As TomCat also mentions in his recent worshipping post, the more Carr you read the more you appreciate him and that's certainly what happened to me in the last months. I don't really prefer either him or Queen as an author anymore and I've gotten attuned to the duo of Merrivale and Masters, but as a detective figure I still enjoy Ellery a lot; in contrast to certain other readers it seems. Maybe I was primed by arrogant, eccentric detectives in Japanese novels already even without reading anything with Philo Vance in it. Anyway, I was kind of reluctant to pick up The Egyptian Cross Mystery due to the prevalent opinion it would have been more suitable for a short story frame, which is comparable to how I felt about The Dutch Shoe Mystery. So I decided to finally read the first of Queen's short story collections instead and here are my own two cents about the stories.
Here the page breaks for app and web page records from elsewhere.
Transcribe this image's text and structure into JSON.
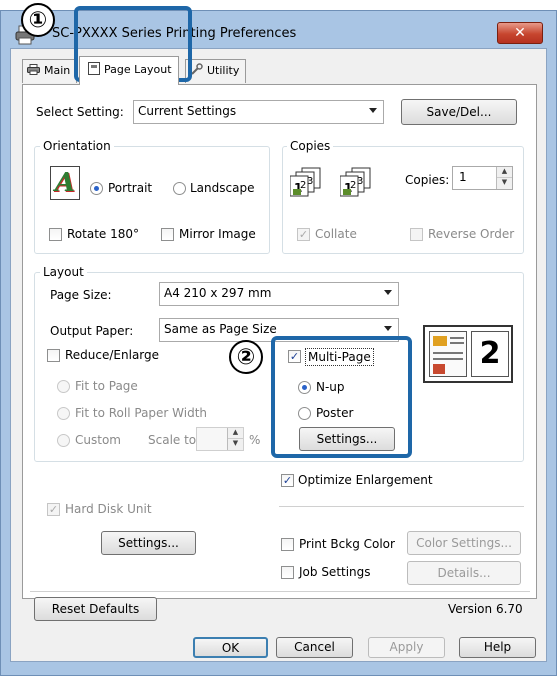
{
  "window": {
    "title": "SC-PXXXX Series Printing Preferences",
    "close_glyph": "✕"
  },
  "tabs": [
    {
      "label": "Main",
      "active": false
    },
    {
      "label": "Page Layout",
      "active": true
    },
    {
      "label": "Utility",
      "active": false
    }
  ],
  "select_setting": {
    "label": "Select Setting:",
    "value": "Current Settings",
    "save_button": "Save/Del..."
  },
  "orientation": {
    "group_label": "Orientation",
    "portrait": "Portrait",
    "landscape": "Landscape",
    "selected": "portrait",
    "rotate": "Rotate 180°",
    "mirror": "Mirror Image",
    "icon_letter": "A"
  },
  "copies": {
    "group_label": "Copies",
    "copies_label": "Copies:",
    "copies_value": "1",
    "collate": "Collate",
    "collate_checked": true,
    "reverse": "Reverse Order",
    "reverse_checked": false
  },
  "layout": {
    "group_label": "Layout",
    "page_size_label": "Page Size:",
    "page_size_value": "A4 210 x 297 mm",
    "output_paper_label": "Output Paper:",
    "output_paper_value": "Same as Page Size",
    "reduce_enlarge": "Reduce/Enlarge",
    "fit_to_page": "Fit to Page",
    "fit_to_roll": "Fit to Roll Paper Width",
    "custom": "Custom",
    "scale_to": "Scale to",
    "percent": "%",
    "multi_page": "Multi-Page",
    "multi_page_checked": true,
    "n_up": "N-up",
    "poster": "Poster",
    "multi_page_mode": "n_up",
    "settings_button": "Settings...",
    "preview_number": "2"
  },
  "optimize": {
    "label": "Optimize Enlargement",
    "checked": true
  },
  "hard_disk": {
    "label": "Hard Disk Unit",
    "settings_button": "Settings..."
  },
  "print_bckg": {
    "label": "Print Bckg Color",
    "button": "Color Settings..."
  },
  "job_settings": {
    "label": "Job Settings",
    "button": "Details..."
  },
  "footer": {
    "reset_button": "Reset Defaults",
    "version": "Version 6.70"
  },
  "dialog_buttons": {
    "ok": "OK",
    "cancel": "Cancel",
    "apply": "Apply",
    "help": "Help"
  },
  "callouts": {
    "one": "①",
    "two": "②"
  },
  "colors": {
    "callout_blue": "#1e67a8",
    "frame": "#a9c5e4",
    "close_red": "#c7462f"
  }
}
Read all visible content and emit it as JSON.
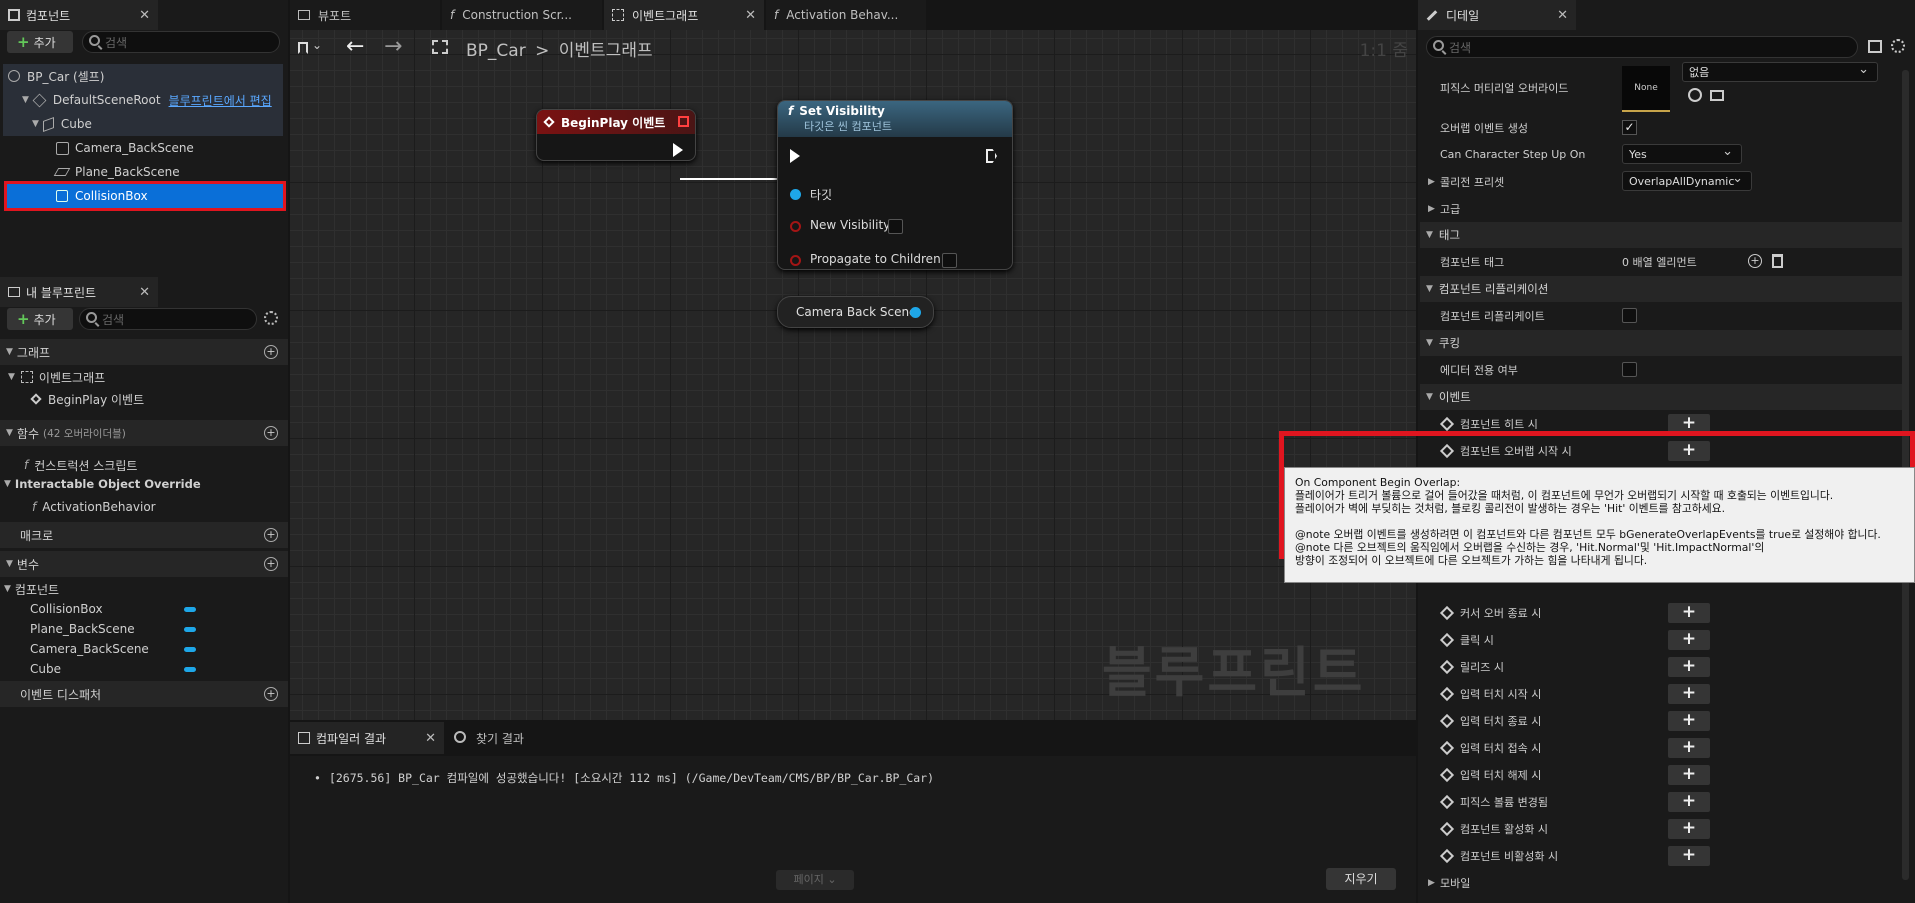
{
  "components_panel": {
    "tab_label": "컴포넌트",
    "add_label": "추가",
    "search_placeholder": "검색",
    "items": [
      {
        "label": "BP_Car (셀프)"
      },
      {
        "label": "DefaultSceneRoot",
        "link": "블루프린트에서 편집"
      },
      {
        "label": "Cube"
      },
      {
        "label": "Camera_BackScene"
      },
      {
        "label": "Plane_BackScene"
      },
      {
        "label": "CollisionBox"
      }
    ]
  },
  "my_blueprint": {
    "tab_label": "내 블루프린트",
    "add_label": "추가",
    "search_placeholder": "검색",
    "graph_section": "그래프",
    "event_graph": "이벤트그래프",
    "beginplay": "BeginPlay 이벤트",
    "functions_section": "함수",
    "functions_override": "(42 오버라이더블)",
    "construction_script": "컨스트럭션 스크립트",
    "interactable_override": "Interactable Object Override",
    "activation_behavior": "ActivationBehavior",
    "macros_section": "매크로",
    "variables_section": "변수",
    "components_group": "컴포넌트",
    "variables": [
      "CollisionBox",
      "Plane_BackScene",
      "Camera_BackScene",
      "Cube"
    ],
    "dispatchers_section": "이벤트 디스패처"
  },
  "center_tabs": [
    {
      "label": "뷰포트"
    },
    {
      "label": "Construction Scr..."
    },
    {
      "label": "이벤트그래프"
    },
    {
      "label": "Activation Behav..."
    }
  ],
  "graph": {
    "breadcrumb_bp": "BP_Car",
    "breadcrumb_sep": ">",
    "breadcrumb_graph": "이벤트그래프",
    "zoom": "1:1 줌",
    "watermark": "블루프린트",
    "node_beginplay": "BeginPlay 이벤트",
    "node_setvis_title": "Set Visibility",
    "node_setvis_sub": "타깃은 씬 컴포넌트",
    "pin_target": "타깃",
    "pin_new_visibility": "New Visibility",
    "pin_propagate": "Propagate to Children",
    "node_camera": "Camera Back Scene"
  },
  "compiler": {
    "tab_label": "컴파일러 결과",
    "find_label": "찾기 결과",
    "log_line": "[2675.56] BP_Car 컴파일에 성공했습니다! [소요시간 112 ms] (/Game/DevTeam/CMS/BP/BP_Car.BP_Car)",
    "page_label": "페이지",
    "clear_label": "지우기"
  },
  "details": {
    "tab_label": "디테일",
    "search_placeholder": "검색",
    "phys_mat_label": "피직스 머티리얼 오버라이드",
    "phys_mat_thumb": "None",
    "phys_mat_combo": "없음",
    "overlap_label": "오버랩 이벤트 생성",
    "step_up_label": "Can Character Step Up On",
    "step_up_value": "Yes",
    "collision_preset_label": "콜리전 프리셋",
    "collision_preset_value": "OverlapAllDynamic",
    "advanced_section": "고급",
    "tags_section": "태그",
    "component_tags_label": "컴포넌트 태그",
    "component_tags_value": "0 배열 엘리먼트",
    "replication_section": "컴포넌트 리플리케이션",
    "replicates_label": "컴포넌트 리플리케이트",
    "cooking_section": "쿠킹",
    "editor_only_label": "에디터 전용 여부",
    "events_section": "이벤트",
    "events": [
      "컴포넌트 히트 시",
      "컴포넌트 오버랩 시작 시"
    ],
    "events_lower": [
      "커서 오버 종료 시",
      "클릭 시",
      "릴리즈 시",
      "입력 터치 시작 시",
      "입력 터치 종료 시",
      "입력 터치 접속 시",
      "입력 터치 해제 시",
      "피직스 볼륨 변경됨",
      "컴포넌트 활성화 시",
      "컴포넌트 비활성화 시"
    ],
    "mobile_section": "모바일"
  },
  "tooltip": {
    "title": "On Component Begin Overlap:",
    "line1": "플레이어가 트리거 볼륨으로 걸어 들어갔을 때처럼, 이 컴포넌트에 무언가 오버랩되기 시작할 때 호출되는 이벤트입니다.",
    "line2": "플레이어가 벽에 부딪히는 것처럼, 블로킹 콜리전이 발생하는 경우는 'Hit' 이벤트를 참고하세요.",
    "line3": "@note 오버랩 이벤트를 생성하려면 이 컴포넌트와 다른 컴포넌트 모두 bGenerateOverlapEvents를 true로 설정해야 합니다.",
    "line4": "@note 다른 오브젝트의 움직임에서 오버랩을 수신하는 경우, 'Hit.Normal'및 'Hit.ImpactNormal'의",
    "line5": "방향이 조정되어 이 오브젝트에 다른 오브젝트가 가하는 힘을 나타내게 됩니다."
  },
  "colors": {
    "selection_blue": "#0a6fd8",
    "highlight_red": "#e0151f",
    "pin_blue": "#1ea7e8",
    "beginplay_header": "#7a1212"
  }
}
Monday, July 16, 2012
Friday, July 6, 2012
Michael Tairlaine is invited to a strange kind of gathering at the Mantlings' house, where Sir Henry Merrivale will also show up as an impartial witness. The partakers draw cards, which will determine who stays in a supposedly haunted room. Well, not exactly haunted by a supernatural force, but the room itself seems to be killing people as soon as they stay alone in that room and supposedly it does so by poison, since that seems most likely considering the records of the cases in the past which reach back to the time of the French Revolution. After someone is decided to go into the Widow's Room, he is to answer the others' calling every 15 minutes. And he does so just until the time is over and the others barge through the door to find out the victim must have already been dead for an hour! He died of curare, but no wounds for the poison to enter are found on the body and nobody could have entered the room anyway since it was under constant observation. And how did a dead man answer their calls?